Russell Brand Tweets Photo That Could Result In Twitter Ban

Russell Brand is no stranger to ruffling feathers, and a post on his Twitter feed — now deleted — has been no exception. Brand tweeted a photo of a Daily Mail journalist’s business card, including his contact information.

Posting “private and confidential” information is a violation of the Twitter rules, and that includes such items as “non-public, personal phone numbers” and “non-public, personal email addresses.” The argument doesn’t end there, as the Twitter policy goes on to say a case for violation may not be straightforward.

“Keep in mind that although you may consider certain information to be private, not all postings of such information may be a violation of this policy. We may consider the context and nature of the information posted, local privacy laws, and other case-specific facts when determining if this policy has been violated.”

As the Guardian reports, Brand defended his actions shortly after removing the post.

“That was a bit nuts. He put it thru me door with ‘please call’ on it. They’re bothering me mum. Deleted it. I’m human.”

The original post included reference to the Daily Mail’s chief, as an explanation as to why the reporter was trying to contact Brand. BuzzFeed retweeted Brand’s original tweet, this time with the contact details blurred.

The Telegraph further revealed that the reporter’s information had been shared hundreds of times. Fans of Brand claimed to have already contacted the journalist to harass him. Other Twitter users admonished Brand’s actions, among them Piers Morgan.

As previously reported by the Inquisitr, Brand recently attended a protest against high rents in London and was called on to defend what he had spent on his own lodgings. Brand’s still-active Twitter feed included a post today that showed students engaged in a protest and admitted he may be on the receiving end of their work.

Brand is known as a vocal advocate for certain causes. The Irish Independent reported today that Brand protested against the introduction of water charges in Ireland.
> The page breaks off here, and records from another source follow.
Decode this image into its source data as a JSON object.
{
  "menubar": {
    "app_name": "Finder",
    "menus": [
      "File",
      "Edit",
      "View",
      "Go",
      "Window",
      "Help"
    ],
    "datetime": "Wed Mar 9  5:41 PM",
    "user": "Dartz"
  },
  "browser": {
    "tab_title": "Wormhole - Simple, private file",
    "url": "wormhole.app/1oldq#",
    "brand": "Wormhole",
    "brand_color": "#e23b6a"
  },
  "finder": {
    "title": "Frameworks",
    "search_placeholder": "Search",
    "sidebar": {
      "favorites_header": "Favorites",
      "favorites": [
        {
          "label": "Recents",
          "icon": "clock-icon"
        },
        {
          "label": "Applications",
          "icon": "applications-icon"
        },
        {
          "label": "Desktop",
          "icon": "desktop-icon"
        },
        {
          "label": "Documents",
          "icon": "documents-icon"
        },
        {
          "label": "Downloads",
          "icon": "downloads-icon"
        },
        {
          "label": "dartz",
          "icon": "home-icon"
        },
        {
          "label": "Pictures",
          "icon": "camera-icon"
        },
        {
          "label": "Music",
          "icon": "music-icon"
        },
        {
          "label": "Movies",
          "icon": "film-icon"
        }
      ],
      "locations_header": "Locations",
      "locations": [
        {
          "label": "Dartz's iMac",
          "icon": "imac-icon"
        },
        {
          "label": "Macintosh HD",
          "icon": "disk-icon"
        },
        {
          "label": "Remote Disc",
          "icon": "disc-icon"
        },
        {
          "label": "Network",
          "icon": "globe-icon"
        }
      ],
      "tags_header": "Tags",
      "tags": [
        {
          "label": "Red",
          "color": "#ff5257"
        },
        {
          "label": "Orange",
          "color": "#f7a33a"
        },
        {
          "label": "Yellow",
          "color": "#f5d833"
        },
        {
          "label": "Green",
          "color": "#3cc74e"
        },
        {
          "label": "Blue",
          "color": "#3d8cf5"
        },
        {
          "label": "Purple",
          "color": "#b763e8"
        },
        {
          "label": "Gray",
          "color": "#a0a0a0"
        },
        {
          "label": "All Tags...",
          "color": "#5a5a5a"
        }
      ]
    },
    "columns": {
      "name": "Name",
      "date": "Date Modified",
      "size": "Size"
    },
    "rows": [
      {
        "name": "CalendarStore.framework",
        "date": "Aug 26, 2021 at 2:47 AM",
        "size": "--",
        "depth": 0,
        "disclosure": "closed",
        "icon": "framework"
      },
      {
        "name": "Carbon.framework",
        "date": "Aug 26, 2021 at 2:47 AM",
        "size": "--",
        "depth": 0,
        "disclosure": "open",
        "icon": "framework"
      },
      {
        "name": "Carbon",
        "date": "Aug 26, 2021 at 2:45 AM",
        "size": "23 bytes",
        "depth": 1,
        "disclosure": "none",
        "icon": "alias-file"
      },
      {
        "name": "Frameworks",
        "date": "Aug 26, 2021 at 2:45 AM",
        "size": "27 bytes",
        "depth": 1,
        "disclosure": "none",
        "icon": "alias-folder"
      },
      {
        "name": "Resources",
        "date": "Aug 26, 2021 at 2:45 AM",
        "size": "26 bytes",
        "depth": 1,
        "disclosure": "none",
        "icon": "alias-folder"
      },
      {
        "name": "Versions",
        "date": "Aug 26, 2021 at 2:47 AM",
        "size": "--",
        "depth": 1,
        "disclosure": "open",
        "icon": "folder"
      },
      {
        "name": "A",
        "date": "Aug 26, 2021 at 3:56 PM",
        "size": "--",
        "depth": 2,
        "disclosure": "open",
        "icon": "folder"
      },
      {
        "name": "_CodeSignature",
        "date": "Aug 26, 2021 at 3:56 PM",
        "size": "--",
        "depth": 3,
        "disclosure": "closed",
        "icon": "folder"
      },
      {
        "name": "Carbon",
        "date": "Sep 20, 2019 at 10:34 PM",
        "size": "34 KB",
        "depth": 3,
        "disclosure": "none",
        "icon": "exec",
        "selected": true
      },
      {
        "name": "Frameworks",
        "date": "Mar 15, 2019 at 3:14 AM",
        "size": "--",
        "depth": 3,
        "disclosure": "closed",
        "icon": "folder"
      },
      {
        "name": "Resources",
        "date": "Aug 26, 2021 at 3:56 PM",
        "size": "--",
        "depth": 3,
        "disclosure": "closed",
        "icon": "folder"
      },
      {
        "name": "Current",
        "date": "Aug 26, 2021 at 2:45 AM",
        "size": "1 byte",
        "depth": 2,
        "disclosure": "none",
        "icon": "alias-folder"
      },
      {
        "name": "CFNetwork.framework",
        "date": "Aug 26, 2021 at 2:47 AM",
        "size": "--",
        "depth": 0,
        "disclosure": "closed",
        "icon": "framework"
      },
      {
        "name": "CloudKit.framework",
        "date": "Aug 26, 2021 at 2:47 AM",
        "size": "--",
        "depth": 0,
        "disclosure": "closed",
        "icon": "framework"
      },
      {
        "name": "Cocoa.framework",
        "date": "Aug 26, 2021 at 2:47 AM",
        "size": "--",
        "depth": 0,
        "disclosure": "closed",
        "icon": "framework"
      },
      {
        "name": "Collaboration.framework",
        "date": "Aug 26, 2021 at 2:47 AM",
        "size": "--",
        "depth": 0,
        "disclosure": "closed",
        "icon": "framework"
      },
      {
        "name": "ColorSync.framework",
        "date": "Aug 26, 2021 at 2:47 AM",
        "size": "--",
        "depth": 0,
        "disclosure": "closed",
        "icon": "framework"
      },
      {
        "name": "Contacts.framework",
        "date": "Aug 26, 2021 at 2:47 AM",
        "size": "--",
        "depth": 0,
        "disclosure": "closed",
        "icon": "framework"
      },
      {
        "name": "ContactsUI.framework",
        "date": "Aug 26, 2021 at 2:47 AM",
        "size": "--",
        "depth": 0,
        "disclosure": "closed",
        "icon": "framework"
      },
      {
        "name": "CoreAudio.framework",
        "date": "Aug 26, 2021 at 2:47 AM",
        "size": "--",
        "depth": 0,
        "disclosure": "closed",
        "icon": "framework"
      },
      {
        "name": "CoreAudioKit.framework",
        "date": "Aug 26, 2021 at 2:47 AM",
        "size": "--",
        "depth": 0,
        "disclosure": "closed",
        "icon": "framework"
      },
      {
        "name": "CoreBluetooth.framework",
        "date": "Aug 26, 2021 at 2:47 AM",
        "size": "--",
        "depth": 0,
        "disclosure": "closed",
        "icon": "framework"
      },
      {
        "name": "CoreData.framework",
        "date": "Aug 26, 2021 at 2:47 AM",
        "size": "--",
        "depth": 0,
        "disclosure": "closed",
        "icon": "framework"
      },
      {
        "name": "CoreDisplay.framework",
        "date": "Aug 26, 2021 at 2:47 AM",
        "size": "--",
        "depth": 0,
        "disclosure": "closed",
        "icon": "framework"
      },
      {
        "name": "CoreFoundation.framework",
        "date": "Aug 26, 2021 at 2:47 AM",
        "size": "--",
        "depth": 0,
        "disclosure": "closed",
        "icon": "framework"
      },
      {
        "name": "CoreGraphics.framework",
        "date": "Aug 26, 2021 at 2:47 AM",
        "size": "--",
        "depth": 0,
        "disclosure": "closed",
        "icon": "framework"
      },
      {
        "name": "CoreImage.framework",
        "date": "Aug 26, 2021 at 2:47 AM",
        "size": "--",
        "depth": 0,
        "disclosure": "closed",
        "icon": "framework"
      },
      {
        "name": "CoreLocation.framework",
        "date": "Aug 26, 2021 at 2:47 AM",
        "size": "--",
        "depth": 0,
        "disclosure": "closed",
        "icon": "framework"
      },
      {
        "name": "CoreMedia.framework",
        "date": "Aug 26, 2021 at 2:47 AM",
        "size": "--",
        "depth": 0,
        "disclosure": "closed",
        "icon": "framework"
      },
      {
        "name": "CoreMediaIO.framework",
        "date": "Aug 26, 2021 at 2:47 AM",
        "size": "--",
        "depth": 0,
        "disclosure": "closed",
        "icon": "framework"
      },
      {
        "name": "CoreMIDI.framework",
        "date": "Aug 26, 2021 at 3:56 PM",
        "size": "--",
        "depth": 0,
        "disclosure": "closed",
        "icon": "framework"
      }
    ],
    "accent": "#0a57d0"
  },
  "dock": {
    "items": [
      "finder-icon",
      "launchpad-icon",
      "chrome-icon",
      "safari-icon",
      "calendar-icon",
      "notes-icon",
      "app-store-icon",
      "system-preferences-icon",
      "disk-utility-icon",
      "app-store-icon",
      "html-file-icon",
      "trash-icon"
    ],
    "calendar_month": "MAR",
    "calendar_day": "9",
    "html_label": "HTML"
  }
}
Brand said the Irish government has “enough resources and enough money, but the infrastructure of Ireland has been set up to persecute the most poor people and benefit the richest institutions.”

[Russell Brand Image: Perou for The Guardian]